Catch Fish with
22 July 2003
Slack low water!
Recently, on the tactics page, I mentioned that it was often possible to successfully fish different states of the tide by choosing your spots. As an example I mentioned one ledge which has only been producing bass at slack low water. The point was emphasised on a recent trip with a pal, Brian Baxter. Brian has corresponded with me by e-mail and last week he contacted me and said that he was going to try an early morning session at the ledge in question.
We met (for the first time) at four thirty (a.m.) as we parked our cars and walked along the shore to the chosen fishing place. There is only room for a couple of anglers and when we arrived the tide was still running out hard. Brian tried a surface lure and I fished a shallow diver but for an hour or more neither of us had a touch. Since changing my reel the other week I've had a few problems with the Whiplash (smaller spool? different line lay?) and I spent a bit of time fiddling with the line to avoid tangles. Anyway, as it approached low water, I commented to Brian that on my last few sessions the fish had been biting as the tide slackened. By then I'd switched to a Skitterpop but Brian had stuck to his slim Duel Magnet slider.
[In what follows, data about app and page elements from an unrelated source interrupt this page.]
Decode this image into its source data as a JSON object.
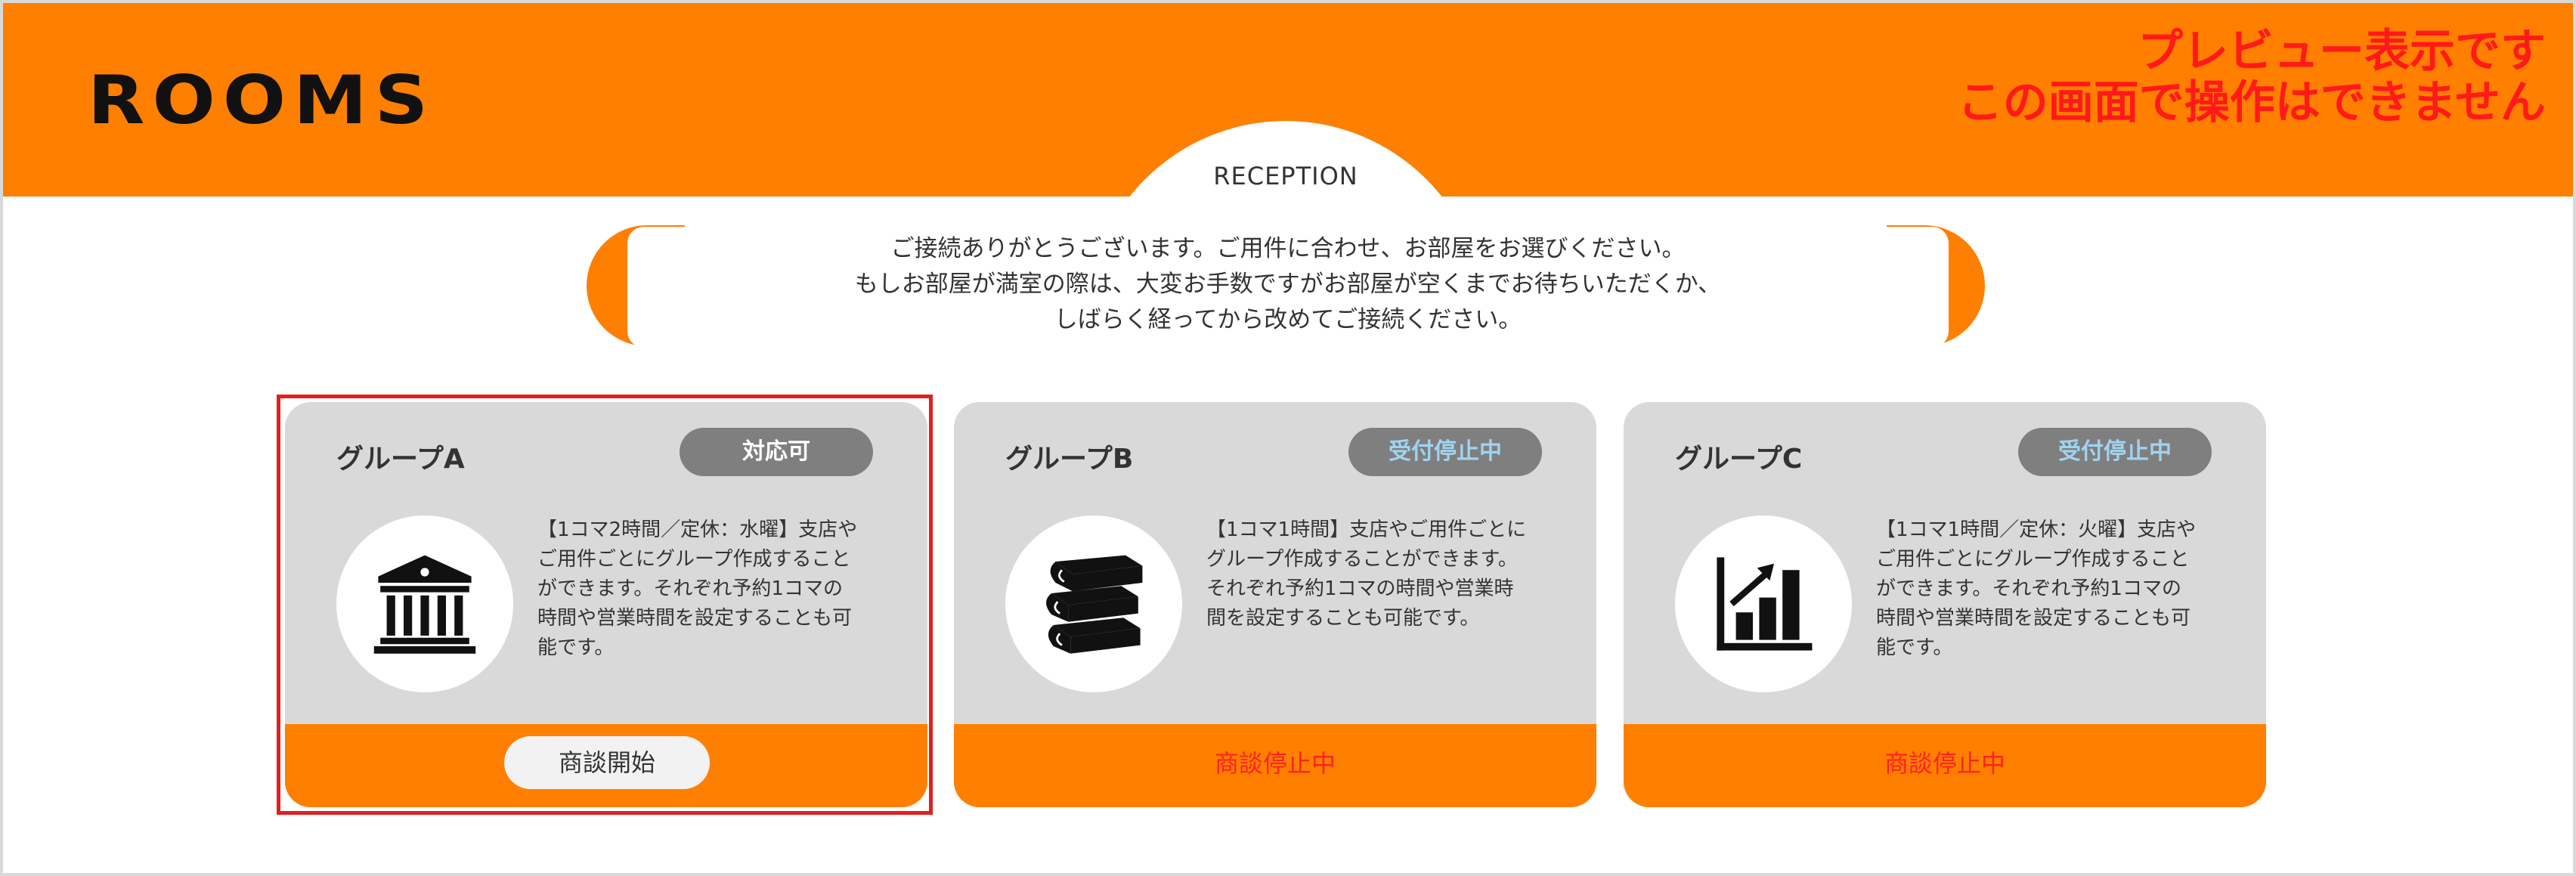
{
  "header": {
    "logo": "ROOMS",
    "preview_notice": [
      "プレビュー表示です",
      "この画面で操作はできません"
    ]
  },
  "reception": {
    "title": "RECEPTION",
    "message": [
      "ご接続ありがとうございます。ご用件に合わせ、お部屋をお選びください。",
      "もしお部屋が満室の際は、大変お手数ですがお部屋が空くまでお待ちいただくか、",
      "しばらく経ってから改めてご接続ください。"
    ]
  },
  "colors": {
    "accent": "#ff7f00",
    "card": "#d9d9d9",
    "badge": "#7f7f7f",
    "stopped_text": "#ff2222",
    "selection": "#e02020"
  },
  "groups": [
    {
      "name": "グループA",
      "status": "対応可",
      "icon": "bank-icon",
      "description": [
        "【1コマ2時間／定休：水曜】支店や",
        "ご用件ごとにグループ作成すること",
        "ができます。それぞれ予約1コマの",
        "時間や営業時間を設定することも可",
        "能です。"
      ],
      "action": "商談開始",
      "selected": true
    },
    {
      "name": "グループB",
      "status": "受付停止中",
      "icon": "books-icon",
      "description": [
        "【1コマ1時間】支店やご用件ごとに",
        "グループ作成することができます。",
        "それぞれ予約1コマの時間や営業時",
        "間を設定することも可能です。"
      ],
      "action": "商談停止中",
      "selected": false
    },
    {
      "name": "グループC",
      "status": "受付停止中",
      "icon": "chart-growth-icon",
      "description": [
        "【1コマ1時間／定休：火曜】支店や",
        "ご用件ごとにグループ作成すること",
        "ができます。それぞれ予約1コマの",
        "時間や営業時間を設定することも可",
        "能です。"
      ],
      "action": "商談停止中",
      "selected": false
    }
  ]
}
The tide was still running a bit when Brian had a splashy strike on his lure and hooked a smallish fish. As it came closer we saw that it was a mackerel. He said that he had caught quite a few mackerel on surface poppers but - having never seen this before myself - I was very interested. Brian's lure was slim, had silvery hooks with no dressing and the mackerel was well hooked on the tail treble. By the time we had returned the mackerel the tide was turning and within a few minutes I had a strike which was not hooked. Five more minutes and a second fish had a go at my lure, it missed the first time but at its second attempt (next chug) the line went tight and I was in. I landed the bass after a short struggle, took a picture, unhooked it, returned it and after a few more casts repeated the process almost exactly - even to the miss on the first bite.
By the time I put my second fish back the tide was just beginning to flow and it was time for me to go. Brian hung on after I left for half-an-hour but tells me he had no more bites. Fascinating! We both enjoyed our trip and agreed that we had learned quite a bit - you can't expect more from a trip than that. We will certainly be fishing together again in the next week or two and if we keep on learning in the same way it can only be good for us both.
If you have any comments or questions about fish, methods, tactics or 'what have you.'get in touch with me by sending an E-MAIL to - firstname.lastname@example.org
It's a mackerel!.
My first bass.
The second bass.